The French propensity for countdowns extended to the start of the European Cup soccer tournament taking place in France this year. As we watched the pre-game show for the Opening Game between France and Romania Friday night, the number of minutes until the game began was counting down on the screen. The event was so highly anticipated a helicopter followed the French team bus to the stadium in Paris. President Hollande didn't greet the team, but he was in the stands.
Our TV watching also extended to a four-hour tribute Saturday night to the French rock-and-roll icon, Johnny Hallyday, a man who has been cranking out hits since 1960. Half of the program was his huge concert in Paris last year. It was preceded by a new documentary on his career called "The Invincible." Former president Sarkozy was among those interviewed.

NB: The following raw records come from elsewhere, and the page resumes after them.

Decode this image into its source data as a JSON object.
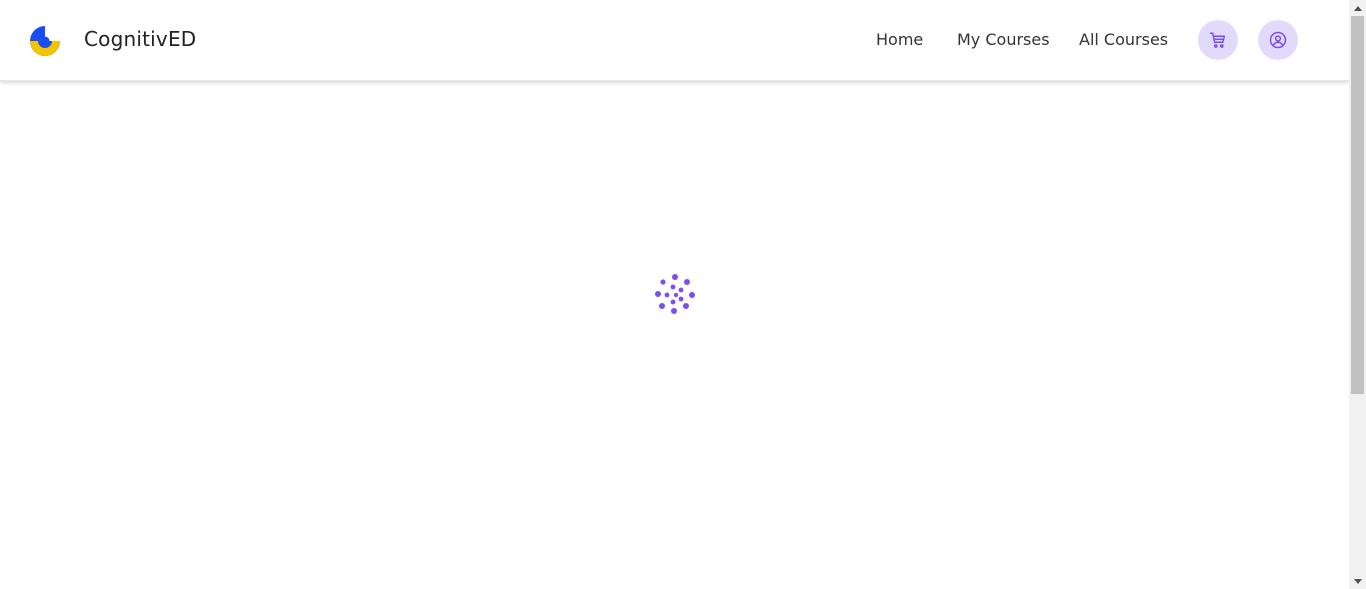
{
  "brand": {
    "name": "CognitivED",
    "colors": {
      "blue": "#1a4df0",
      "yellow": "#f5c400"
    }
  },
  "nav": {
    "links": [
      {
        "label": "Home"
      },
      {
        "label": "My Courses"
      },
      {
        "label": "All Courses"
      }
    ],
    "cart_icon": "cart-icon",
    "account_icon": "user-circle-icon"
  },
  "loader": {
    "icon": "loading-spinner-icon",
    "color": "#7c4ef0"
  },
  "theme": {
    "accent": "#7c4ef0",
    "icon_button_bg": "#e2dafa"
  }
}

He began his career as an Elvis figure and evolved into a Sinatra. He is so revered he will be given a state funeral when that time comes.

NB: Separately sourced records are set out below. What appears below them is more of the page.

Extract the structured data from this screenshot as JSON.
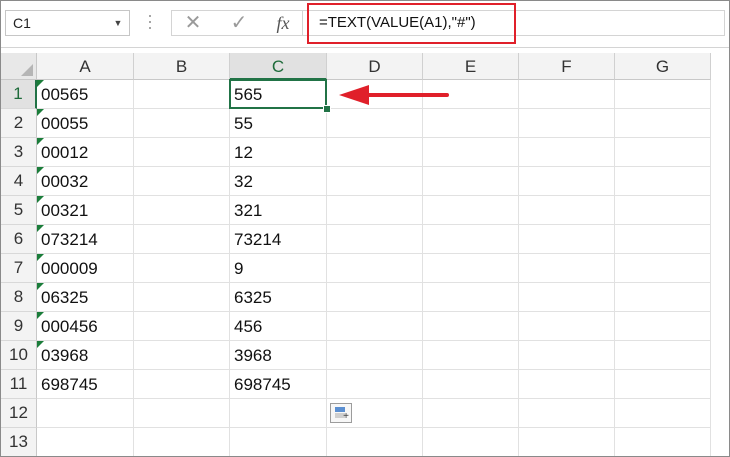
{
  "name_box": {
    "value": "C1",
    "dropdown_icon": "chevron-down-icon"
  },
  "formula_bar": {
    "cancel_icon": "cancel-x-icon",
    "enter_icon": "check-icon",
    "fx_label": "fx",
    "formula": "=TEXT(VALUE(A1),\"#\")",
    "highlight_color": "#e0202a"
  },
  "columns": [
    "A",
    "B",
    "C",
    "D",
    "E",
    "F",
    "G"
  ],
  "active_column": "C",
  "rows": [
    {
      "num": "1",
      "A": "00565",
      "B": "",
      "C": "565"
    },
    {
      "num": "2",
      "A": "00055",
      "B": "",
      "C": "55"
    },
    {
      "num": "3",
      "A": "00012",
      "B": "",
      "C": "12"
    },
    {
      "num": "4",
      "A": "00032",
      "B": "",
      "C": "32"
    },
    {
      "num": "5",
      "A": "00321",
      "B": "",
      "C": "321"
    },
    {
      "num": "6",
      "A": "073214",
      "B": "",
      "C": "73214"
    },
    {
      "num": "7",
      "A": "000009",
      "B": "",
      "C": "9"
    },
    {
      "num": "8",
      "A": "06325",
      "B": "",
      "C": "6325"
    },
    {
      "num": "9",
      "A": "000456",
      "B": "",
      "C": "456"
    },
    {
      "num": "10",
      "A": "03968",
      "B": "",
      "C": "3968"
    },
    {
      "num": "11",
      "A": "698745",
      "B": "",
      "C": "698745"
    },
    {
      "num": "12",
      "A": "",
      "B": "",
      "C": ""
    },
    {
      "num": "13",
      "A": "",
      "B": "",
      "C": ""
    }
  ],
  "number_stored_as_text_rows": [
    "1",
    "2",
    "3",
    "4",
    "5",
    "6",
    "7",
    "8",
    "9",
    "10"
  ],
  "selected_cell": "C1",
  "accent_color": "#217346",
  "annotation_arrow_color": "#e0202a",
  "paste_options_icon": "paste-options-icon"
}
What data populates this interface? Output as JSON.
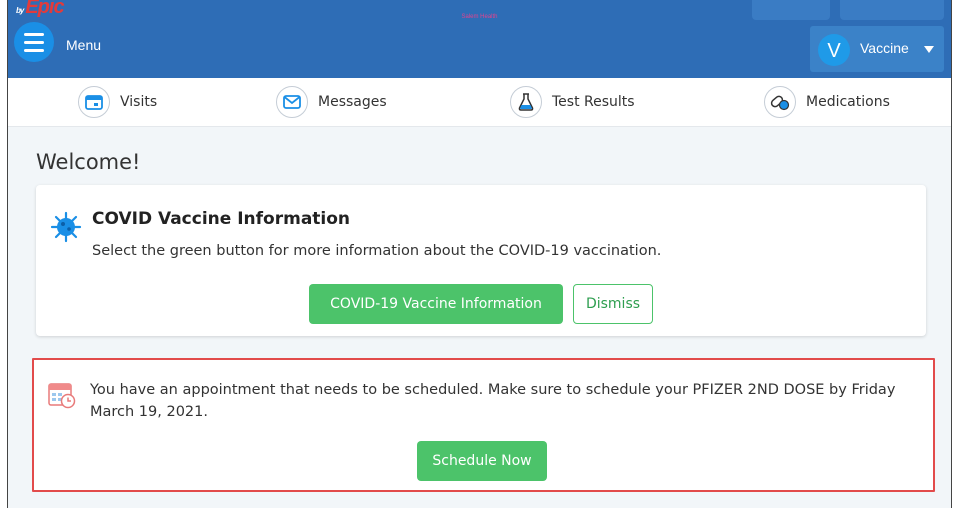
{
  "header": {
    "brand_prefix": "by",
    "brand": "Epic",
    "org": "Salem Health",
    "menu_label": "Menu",
    "user_initial": "V",
    "user_name": "Vaccine"
  },
  "nav": {
    "items": [
      {
        "label": "Visits",
        "icon": "calendar-icon"
      },
      {
        "label": "Messages",
        "icon": "envelope-icon"
      },
      {
        "label": "Test Results",
        "icon": "flask-icon"
      },
      {
        "label": "Medications",
        "icon": "pills-icon"
      }
    ]
  },
  "welcome": "Welcome!",
  "covid_card": {
    "title": "COVID Vaccine Information",
    "description": "Select the green button for more information about the COVID-19 vaccination.",
    "primary_button": "COVID-19 Vaccine Information",
    "dismiss_button": "Dismiss"
  },
  "appointment_card": {
    "text": "You have an appointment that needs to be scheduled. Make sure to schedule your PFIZER 2ND DOSE by Friday March 19, 2021.",
    "button": "Schedule Now"
  },
  "colors": {
    "header": "#2e6db6",
    "accent_green": "#4cc36a",
    "highlight_red": "#e24b4b"
  }
}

Initially our Saturday night plans were to attend a Hallyday-impersonator concert. It was a fund-raiser for a local soccer team. But Yvon learned that it wasn't clear when the simger would take the stage or how long he would sing. The twenty-euro ticket included food, but not drink. Yvon feared the concert could be delayed until very late so people would buy lots of drinks. It was a long drive to the event, so with the real thing on television, we opted for that. Although attending such a gathering would have been as quintessential a French experience as hanging out at a pétanque club, the television offerings were a full immersion into the Hallyday phenomenon. The documentaries were exceptional enough I was sorry Cannes hadn't debuted them. They would have been extra-sensational on a big screen.
Time with Yvon isn't complete without a bike ride, as it was the bike that brought us together when we both happened to be visiting the Notre Dame des Cyclists bicycle chapel north of Pau when we were both on tours around the county twelve years ago. This year's ride was fifteen miles to a stork preserve in a small village that had erected a set of platforms for them to nest upon near a river.
It was also near a small restaurant that had an exceptional lunch special. Doris was happy to join us. She is an accomplished cook who wins cooking competitions. It was Friday. The French still make fish a Friday meal, so the day's special was salmon. We all chose frites rather than rice. Besides the frites on our plates we were also given a large bowl. The chocolate cake could have come from the king's cook. While we ate a van load of Polish workers stopped in and were immediately served, evidently their daily ritual. Afterwards, we had just enough time to make it to pétanque.
Besides soccer one night and Johnny Hallyday another, we also attended a presentation on travel at a cultural center half a mile from Yvon's apartment. It was the last of the season's monthly programs. It was two hours of five to ten minute videos on travel all over the world, including Chicago and all its skyscrapers. It also explained the four stars on the Chicago flag and all the rocks in the Tribune Tower and Mrs. O'Leary's cow. It was another fine evening and epitomized my always satisfying time with Yvon.
Now it's four hundred miles across the center of France to Tours and a visit with Florence and Rachid. There will be no Ville Ètapes to visit or particular sites, but I know there will be plenty to see between the rain drops which are forecast for the next several days after a two day break.